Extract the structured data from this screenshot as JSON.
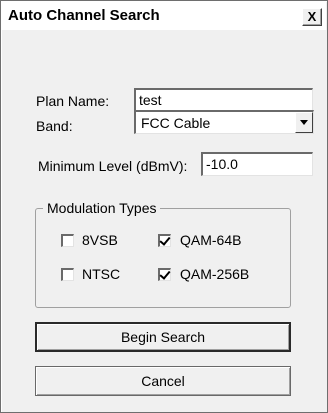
{
  "window": {
    "title": "Auto Channel Search",
    "close_glyph": "X"
  },
  "form": {
    "plan_name_label": "Plan Name:",
    "plan_name_value": "test",
    "band_label": "Band:",
    "band_value": "FCC Cable",
    "min_level_label": "Minimum Level (dBmV):",
    "min_level_value": "-10.0"
  },
  "modulation": {
    "group_title": "Modulation Types",
    "options": [
      {
        "label": "8VSB",
        "checked": false
      },
      {
        "label": "QAM-64B",
        "checked": true
      },
      {
        "label": "NTSC",
        "checked": false
      },
      {
        "label": "QAM-256B",
        "checked": true
      }
    ]
  },
  "buttons": {
    "begin_search": "Begin Search",
    "cancel": "Cancel"
  }
}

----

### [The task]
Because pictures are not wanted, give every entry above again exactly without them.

### [Expected answer]
Extract the structured data from this screenshot as JSON.
{
  "window": {
    "title": "Auto Channel Search",
    "close_glyph": "X"
  },
  "form": {
    "plan_name_label": "Plan Name:",
    "plan_name_value": "test",
    "band_label": "Band:",
    "band_value": "FCC Cable",
    "min_level_label": "Minimum Level (dBmV):",
    "min_level_value": "-10.0"
  },
  "modulation": {
    "group_title": "Modulation Types",
    "options": [
      {
        "label": "8VSB",
        "checked": false
      },
      {
        "label": "QAM-64B",
        "checked": true
      },
      {
        "label": "NTSC",
        "checked": false
      },
      {
        "label": "QAM-256B",
        "checked": true
      }
    ]
  },
  "buttons": {
    "begin_search": "Begin Search",
    "cancel": "Cancel"
  }
}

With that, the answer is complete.